Vietnam currently has 173 nature reserves, with a total area of ​​more than 2.5 million hectares, including 33 national parks, 66 nature reserves, 18 species and habitat conservation areas and 56 landscape protection zones.

Vietnam is ranked 16th in the world for the diversity of biological resources and is among the 10 richest biodiversity centres in the world which are prioritised for global conservation.

Since the 90s of the 20th century, ecotourism in Vietnam has really been promoted in the forms of sightseeing tourism, research in national parks, expedition tourism, high mountain research, scuba diving tourism, caving tourism, and garden and river tourism in the Mekong Delta region.

Ecotourism not only enhances natural and ecological values but also makes an important contribution to socio-economic development, preserving indigenous cultural values and raising the awareness of domestic and foreign tourists about the responsibility to protect the natural environment.

Thien Duong cave ecotourism area (Phong Nha - Ke Bang National Park, Quang Binh province). Photo: NGUYEN DUY

However, the “hot” ecotourism development has negatively impacted natural ecosystems such as destroying coral reefs, declining forest areas, causing habitat fragmentation, affecting habitat, feeding as well as the reproductive process of animal species. Some local people also illegally exploit endemic plant and animal species in national parks and reserves, threatening the extinction of species.

The lack of control over the development of the tourism industry's technical infrastructure system, the over-exploitation of natural resources, and the improper management of biodiversity conservation have negatively affected biodiversity while posing many challenges to the tourism sector.

Notably, the World Bank estimates that each year Vietnam loses at least nearly US$70 million in income from the tourism industry due to environmental pollution, plastic waste, and plastic bags that are threatening sea animals.
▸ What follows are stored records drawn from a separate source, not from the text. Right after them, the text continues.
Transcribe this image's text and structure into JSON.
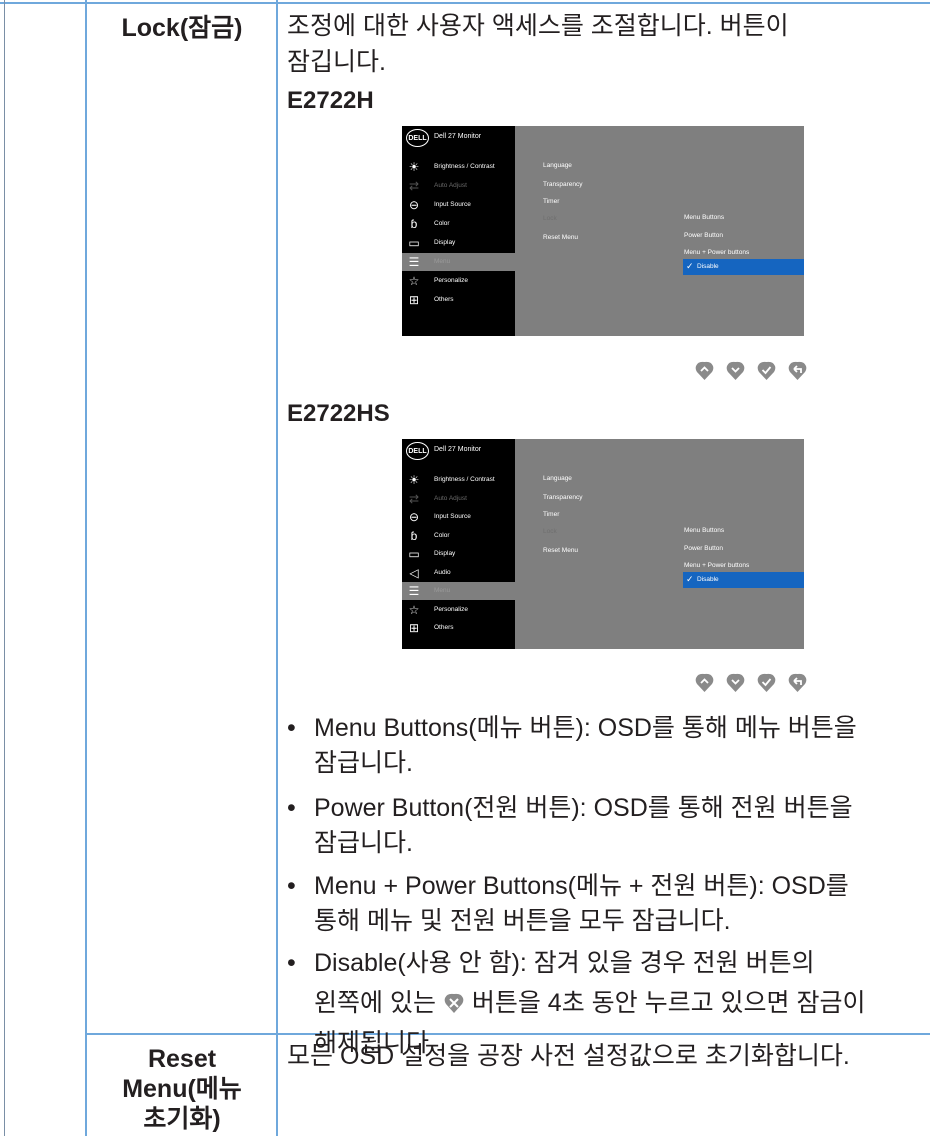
{
  "rows": [
    {
      "label": "Lock(잠금)",
      "description_line1": "조정에 대한 사용자 액세스를 조절합니다. 버튼이",
      "description_line2": "잠깁니다.",
      "models": [
        "E2722H",
        "E2722HS"
      ],
      "bullets": [
        {
          "line1": "Menu Buttons(메뉴 버튼): OSD를 통해 메뉴 버튼을",
          "line2": "잠급니다."
        },
        {
          "line1": "Power Button(전원 버튼): OSD를 통해 전원 버튼을",
          "line2": "잠급니다."
        },
        {
          "line1": "Menu + Power Buttons(메뉴 + 전원 버튼): OSD를",
          "line2": "통해 메뉴 및 전원 버튼을 모두 잠급니다."
        },
        {
          "line1": "Disable(사용 안 함): 잠겨 있을 경우 전원 버튼의",
          "line2a": "왼쪽에 있는",
          "line2b": "버튼을 4초 동안 누르고 있으면 잠금이",
          "line3": "해제됩니다."
        }
      ]
    },
    {
      "label_line1": "Reset",
      "label_line2": "Menu(메뉴",
      "label_line3": "초기화)",
      "description": "모든 OSD 설정을 공장 사전 설정값으로 초기화합니다."
    }
  ],
  "osd": {
    "logo": "DELL",
    "title": "Dell 27 Monitor",
    "menu_h": [
      {
        "icon": "brightness-icon",
        "label": "Brightness / Contrast"
      },
      {
        "icon": "auto-adjust-icon",
        "label": "Auto Adjust"
      },
      {
        "icon": "input-source-icon",
        "label": "Input Source"
      },
      {
        "icon": "color-icon",
        "label": "Color"
      },
      {
        "icon": "display-icon",
        "label": "Display"
      },
      {
        "icon": "menu-icon",
        "label": "Menu"
      },
      {
        "icon": "personalize-icon",
        "label": "Personalize"
      },
      {
        "icon": "others-icon",
        "label": "Others"
      }
    ],
    "menu_hs": [
      {
        "icon": "brightness-icon",
        "label": "Brightness / Contrast"
      },
      {
        "icon": "auto-adjust-icon",
        "label": "Auto Adjust"
      },
      {
        "icon": "input-source-icon",
        "label": "Input Source"
      },
      {
        "icon": "color-icon",
        "label": "Color"
      },
      {
        "icon": "display-icon",
        "label": "Display"
      },
      {
        "icon": "audio-icon",
        "label": "Audio"
      },
      {
        "icon": "menu-icon",
        "label": "Menu"
      },
      {
        "icon": "personalize-icon",
        "label": "Personalize"
      },
      {
        "icon": "others-icon",
        "label": "Others"
      }
    ],
    "submenu": [
      "Language",
      "Transparency",
      "Timer",
      "Lock",
      "Reset Menu"
    ],
    "options": [
      "Menu Buttons",
      "Power Button",
      "Menu + Power buttons",
      "Disable"
    ],
    "selected_option": "Disable",
    "nav_buttons": [
      "up-arrow-icon",
      "down-arrow-icon",
      "check-icon",
      "back-icon"
    ],
    "colors": {
      "selection": "#1565c0",
      "panel": "#7f7f7f",
      "sidebar": "#000000",
      "grid": "#6fa8dc"
    }
  }
}
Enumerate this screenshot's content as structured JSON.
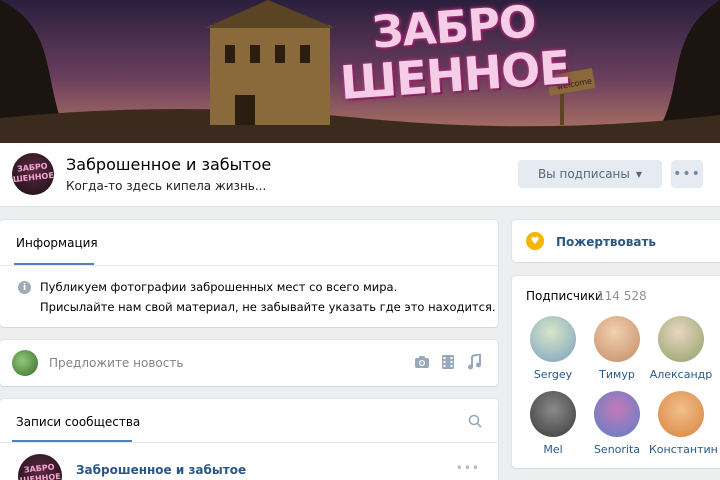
{
  "cover": {
    "title_line1": "ЗАБРО",
    "title_line2": "ШЕННОЕ",
    "sign": "welcome"
  },
  "group": {
    "name": "Заброшенное и забытое",
    "status": "Когда-то здесь кипела жизнь...",
    "avatar_text": "ЗАБРО ШЕННОЕ"
  },
  "actions": {
    "subscribed_label": "Вы подписаны",
    "more_label": "•••"
  },
  "info": {
    "tab_label": "Информация",
    "line1": "Публикуем фотографии заброшенных мест со всего мира.",
    "line2": "Присылайте нам свой материал, не забывайте указать где это находится.",
    "icon": "info-icon"
  },
  "suggest": {
    "placeholder": "Предложите новость",
    "icons": [
      "camera-icon",
      "video-icon",
      "music-icon"
    ]
  },
  "posts": {
    "tab_label": "Записи сообщества",
    "author": "Заброшенное и забытое",
    "more": "•••"
  },
  "donate": {
    "label": "Пожертвовать",
    "icon": "heart-icon"
  },
  "subscribers": {
    "title": "Подписчики",
    "count": "114 528",
    "members": [
      {
        "name": "Sergey",
        "color": "#7aa0c0"
      },
      {
        "name": "Тимур",
        "color": "#c48b63"
      },
      {
        "name": "Александр",
        "color": "#8ea06a"
      },
      {
        "name": "Mel",
        "color": "#3a3a3a"
      },
      {
        "name": "Senorita",
        "color": "#5b7fc8"
      },
      {
        "name": "Константин",
        "color": "#d9833f"
      }
    ]
  },
  "colors": {
    "accent": "#5181b8",
    "link": "#2a5885",
    "background": "#edeef0"
  }
}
In order to develop ecotourism in association with biodiversity conservation, relevant agencies need to continue to perfect policies in the field while requiring those involved in tourism activities to strictly adhere to regulations on biodiversity conservation.

Specific tourism products should be built aligned with the conservation and promotion of the values ​​of biodiversity while expanding tourism to buffer zones of national parks and protected areas to reduce negative impacts on ecosystems and biodiversity in core areas.

The response and participation of the local community is an important factor towards effective environmental protection. Therefore, it is necessary to connect the development of ecotourism with the development of the residential community, contributing to hunger eradication and poverty alleviation and creating stable jobs for local people participating in ecotourism on the spot.